----- Dataset content
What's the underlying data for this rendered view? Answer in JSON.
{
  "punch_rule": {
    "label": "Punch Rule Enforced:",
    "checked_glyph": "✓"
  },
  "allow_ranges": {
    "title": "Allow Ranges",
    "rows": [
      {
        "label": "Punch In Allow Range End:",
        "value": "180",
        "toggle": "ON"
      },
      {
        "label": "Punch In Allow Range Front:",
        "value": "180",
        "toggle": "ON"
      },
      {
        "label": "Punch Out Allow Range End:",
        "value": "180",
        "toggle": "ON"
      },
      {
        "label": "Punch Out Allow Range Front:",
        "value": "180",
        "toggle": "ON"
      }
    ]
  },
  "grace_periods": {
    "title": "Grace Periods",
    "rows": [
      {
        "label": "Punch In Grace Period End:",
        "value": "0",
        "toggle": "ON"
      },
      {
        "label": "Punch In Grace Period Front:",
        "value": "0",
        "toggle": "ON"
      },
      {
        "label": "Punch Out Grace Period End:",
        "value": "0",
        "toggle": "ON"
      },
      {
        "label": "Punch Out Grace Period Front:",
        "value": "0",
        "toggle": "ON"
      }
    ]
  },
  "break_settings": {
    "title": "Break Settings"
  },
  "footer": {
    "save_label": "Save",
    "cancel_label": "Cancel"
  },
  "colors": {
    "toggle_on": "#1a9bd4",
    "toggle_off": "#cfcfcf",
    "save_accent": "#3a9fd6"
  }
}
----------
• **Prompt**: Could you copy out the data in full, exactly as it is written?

• **Answer to the exercise**:
What's the underlying data for this rendered view? Answer in JSON.
{
  "punch_rule": {
    "label": "Punch Rule Enforced:",
    "checked_glyph": "✓"
  },
  "allow_ranges": {
    "title": "Allow Ranges",
    "rows": [
      {
        "label": "Punch In Allow Range End:",
        "value": "180",
        "toggle": "ON"
      },
      {
        "label": "Punch In Allow Range Front:",
        "value": "180",
        "toggle": "ON"
      },
      {
        "label": "Punch Out Allow Range End:",
        "value": "180",
        "toggle": "ON"
      },
      {
        "label": "Punch Out Allow Range Front:",
        "value": "180",
        "toggle": "ON"
      }
    ]
  },
  "grace_periods": {
    "title": "Grace Periods",
    "rows": [
      {
        "label": "Punch In Grace Period End:",
        "value": "0",
        "toggle": "ON"
      },
      {
        "label": "Punch In Grace Period Front:",
        "value": "0",
        "toggle": "ON"
      },
      {
        "label": "Punch Out Grace Period End:",
        "value": "0",
        "toggle": "ON"
      },
      {
        "label": "Punch Out Grace Period Front:",
        "value": "0",
        "toggle": "ON"
      }
    ]
  },
  "break_settings": {
    "title": "Break Settings"
  },
  "footer": {
    "save_label": "Save",
    "cancel_label": "Cancel"
  },
  "colors": {
    "toggle_on": "#1a9bd4",
    "toggle_off": "#cfcfcf",
    "save_accent": "#3a9fd6"
  }
}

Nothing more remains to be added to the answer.